ANOTHER SCHOOL-RELATED measure, Prop 300 would prevent the legislature from diverting the enormous sums of money raised by the sale of state trust lands away from education. Rather than throwing these funds into the school pot to increase it, politicians could instead remove a similar amount of general fund money from the budget so that the net gain for education would be zero. Passage of 300 would prevent that from happening.
PIMA COMMUNITY COLLEGE is seeking a budget override which will permit its secondary property tax rate to go as high as 42 cents per hundred-dollar valuation. If approved, this measure would raise an additional $8 million annually and be in effect for seven years.
The college, which serves more than 80,000 students, says it will use the money for technology improvements, classroom equipment and employee compensation. Another 15 percent would be set aside for a fiscal "rainy day" fund.
Caught in the same budgetary crunch as most governmental agencies with shrinking state monetary support and dramatically rising health care and retirement costs, Pima is turning to the voters for help.
If this proposition is approved, the owner of a home assessed at $100,000 (which in reality would retail for around 50 percent higher than that) would at first pay an estimated $15.50 more a year in secondary property tax for PCC. This difference would increase slowly over time as current construction bonds are retired.
The college's secondary tax is on top of the primary taxes it collects. Those funds, used for operating expenses, are about three times as great as the secondary tax.
ALSO RELATED TO school-district funding, this proposition seeks to fix a problem with the wording of the .6-cent education sales tax increase approved by the voters two years ago.

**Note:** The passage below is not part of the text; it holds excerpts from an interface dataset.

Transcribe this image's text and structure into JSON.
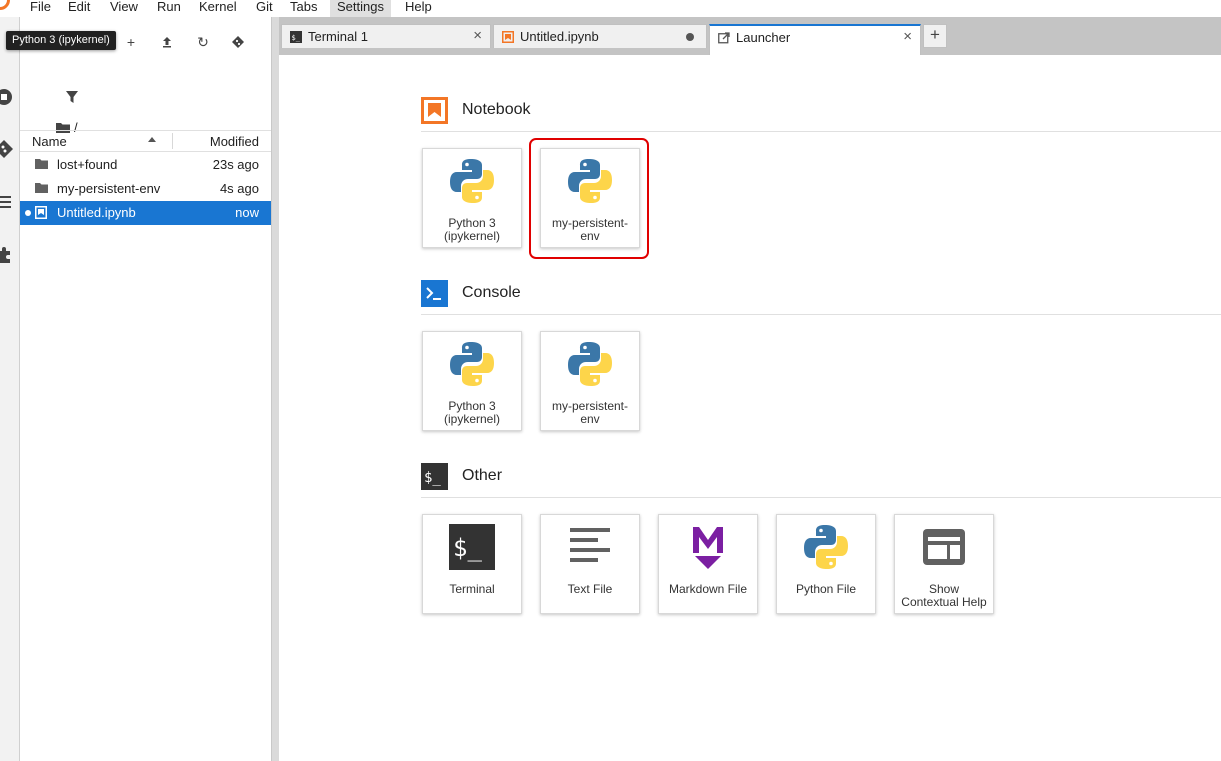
{
  "menubar": {
    "items": [
      "File",
      "Edit",
      "View",
      "Run",
      "Kernel",
      "Git",
      "Tabs",
      "Settings",
      "Help"
    ],
    "active": "Settings"
  },
  "tooltip": "Python 3 (ipykernel)",
  "filebrowser": {
    "path": "/",
    "columns": {
      "name": "Name",
      "modified": "Modified"
    },
    "rows": [
      {
        "name": "lost+found",
        "modified": "23s ago",
        "icon": "folder-icon"
      },
      {
        "name": "my-persistent-env",
        "modified": "4s ago",
        "icon": "folder-icon"
      },
      {
        "name": "Untitled.ipynb",
        "modified": "now",
        "icon": "notebook-icon",
        "selected": true
      }
    ]
  },
  "tabs": [
    {
      "label": "Terminal 1",
      "icon": "terminal-icon"
    },
    {
      "label": "Untitled.ipynb",
      "icon": "notebook-icon",
      "unsaved": true
    },
    {
      "label": "Launcher",
      "icon": "launcher-icon",
      "current": true
    }
  ],
  "launcher": {
    "notebook": {
      "title": "Notebook",
      "cards": [
        {
          "label": "Python 3 (ipykernel)"
        },
        {
          "label": "my-persistent-env"
        }
      ]
    },
    "console": {
      "title": "Console",
      "cards": [
        {
          "label": "Python 3 (ipykernel)"
        },
        {
          "label": "my-persistent-env"
        }
      ]
    },
    "other": {
      "title": "Other",
      "cards": [
        {
          "label": "Terminal",
          "icon": "terminal-icon"
        },
        {
          "label": "Text File",
          "icon": "text-file-icon"
        },
        {
          "label": "Markdown File",
          "icon": "markdown-icon"
        },
        {
          "label": "Python File",
          "icon": "python-icon"
        },
        {
          "label": "Show Contextual Help",
          "icon": "contextual-help-icon"
        }
      ]
    }
  },
  "colors": {
    "accent": "#1976d2",
    "notebook_orange": "#f37626",
    "highlight_red": "#e00000",
    "markdown_purple": "#7b1fa2"
  }
}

Under current law, the money distributed from that tax has to be counted against the state-imposed maximum which can be spent by a school district. Without passage of this new measure, potentially the increased tens of millions of dollars for education authorized in 2000 would be collected but couldn't be used.

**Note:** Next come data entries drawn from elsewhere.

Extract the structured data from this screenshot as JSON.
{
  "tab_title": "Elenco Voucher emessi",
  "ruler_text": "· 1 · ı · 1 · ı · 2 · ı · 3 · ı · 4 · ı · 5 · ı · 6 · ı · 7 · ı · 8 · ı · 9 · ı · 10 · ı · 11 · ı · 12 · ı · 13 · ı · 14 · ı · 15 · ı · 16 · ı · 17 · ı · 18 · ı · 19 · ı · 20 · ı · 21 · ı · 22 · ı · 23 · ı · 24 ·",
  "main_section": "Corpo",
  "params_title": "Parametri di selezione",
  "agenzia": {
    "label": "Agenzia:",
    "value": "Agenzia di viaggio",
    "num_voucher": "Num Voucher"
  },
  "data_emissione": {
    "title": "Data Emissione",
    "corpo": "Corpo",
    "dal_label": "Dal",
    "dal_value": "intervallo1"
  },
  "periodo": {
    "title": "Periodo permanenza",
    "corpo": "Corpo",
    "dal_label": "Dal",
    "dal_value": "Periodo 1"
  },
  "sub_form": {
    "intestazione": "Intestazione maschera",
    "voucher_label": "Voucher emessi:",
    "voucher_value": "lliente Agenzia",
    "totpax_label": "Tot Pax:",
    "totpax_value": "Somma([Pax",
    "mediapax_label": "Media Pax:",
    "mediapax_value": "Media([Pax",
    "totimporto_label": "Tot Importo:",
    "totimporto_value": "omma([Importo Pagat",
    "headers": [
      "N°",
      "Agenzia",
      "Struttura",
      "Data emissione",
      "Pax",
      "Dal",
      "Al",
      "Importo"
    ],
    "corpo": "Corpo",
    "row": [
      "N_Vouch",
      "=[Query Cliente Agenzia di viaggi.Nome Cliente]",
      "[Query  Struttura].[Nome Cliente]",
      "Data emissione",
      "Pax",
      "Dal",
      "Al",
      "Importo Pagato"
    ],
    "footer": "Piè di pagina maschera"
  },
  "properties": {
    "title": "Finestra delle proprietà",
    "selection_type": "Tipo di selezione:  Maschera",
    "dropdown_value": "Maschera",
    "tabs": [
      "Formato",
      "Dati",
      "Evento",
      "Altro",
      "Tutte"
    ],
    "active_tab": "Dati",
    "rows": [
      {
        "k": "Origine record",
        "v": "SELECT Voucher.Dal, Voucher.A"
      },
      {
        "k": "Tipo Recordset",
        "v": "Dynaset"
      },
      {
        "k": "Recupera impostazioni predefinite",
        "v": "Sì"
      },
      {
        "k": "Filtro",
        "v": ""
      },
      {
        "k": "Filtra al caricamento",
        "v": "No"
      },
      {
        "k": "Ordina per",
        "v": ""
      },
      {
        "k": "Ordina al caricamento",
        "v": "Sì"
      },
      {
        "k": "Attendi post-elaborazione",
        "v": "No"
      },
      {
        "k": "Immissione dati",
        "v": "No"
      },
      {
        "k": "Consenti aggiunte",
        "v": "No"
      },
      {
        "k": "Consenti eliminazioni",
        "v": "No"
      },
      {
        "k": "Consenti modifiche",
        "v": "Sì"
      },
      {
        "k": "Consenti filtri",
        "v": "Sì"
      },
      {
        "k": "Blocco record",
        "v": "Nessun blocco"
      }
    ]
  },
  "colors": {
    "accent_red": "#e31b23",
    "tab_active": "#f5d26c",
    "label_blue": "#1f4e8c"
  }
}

TWO YEARS AGO, THE voters of Arizona also approved a property tax freeze for qualifying senior citizens. Since that time, more than 500 older households in Pima County have taken advantage of the provision.
But unclear wording left in doubt how high the income of these elderly people could actually be in order to qualify for the program. This measure settles that dispute, setting the income limit for this year at $32,700 per household.
Paycheck PoliticsProp 304
ARIZONA STATE LEGISLATORS now make $24,000; the Commission on Salaries for Elective State Officers has recommended it be increased to $36,000. Fortunately, voters have the final say.
CURRENT LAW LIMITS the amount that Arizona cities and counties can sink into debt with general obligation bonds paid off by secondary property taxes. For many issues it is 6 percent of the total taxable value of all property; for others, 20 percent.
This measure would shift road projects from the 6 percent to 20 percent category. The change probably won't make any difference to Tucson residents; the city currently doesn't use general obligation bonds to pay for street projects and, given its tight budget situation, it probably won't in the future, either.
FIRST PROPOSED BY a 13-year old, passage of this proposition would throw those charged with sex offenses together with murder suspects in denying them bail if the presumption of guilt is great. This would be in addition to an already existing law under which bail can be denied to someone "who poses a substantial danger to any other person or the community and no condition of release will reasonably assure the safety of the other person or community."
OPPONENTS CALL THE Arizona state lottery state-sponsored gambling. Supporters call the program an important source of revenue for much-needed environmental and historic preservation programs. The lottery is presently slated to go away on July 1 of next year, but this proposition would extend its life until 2012.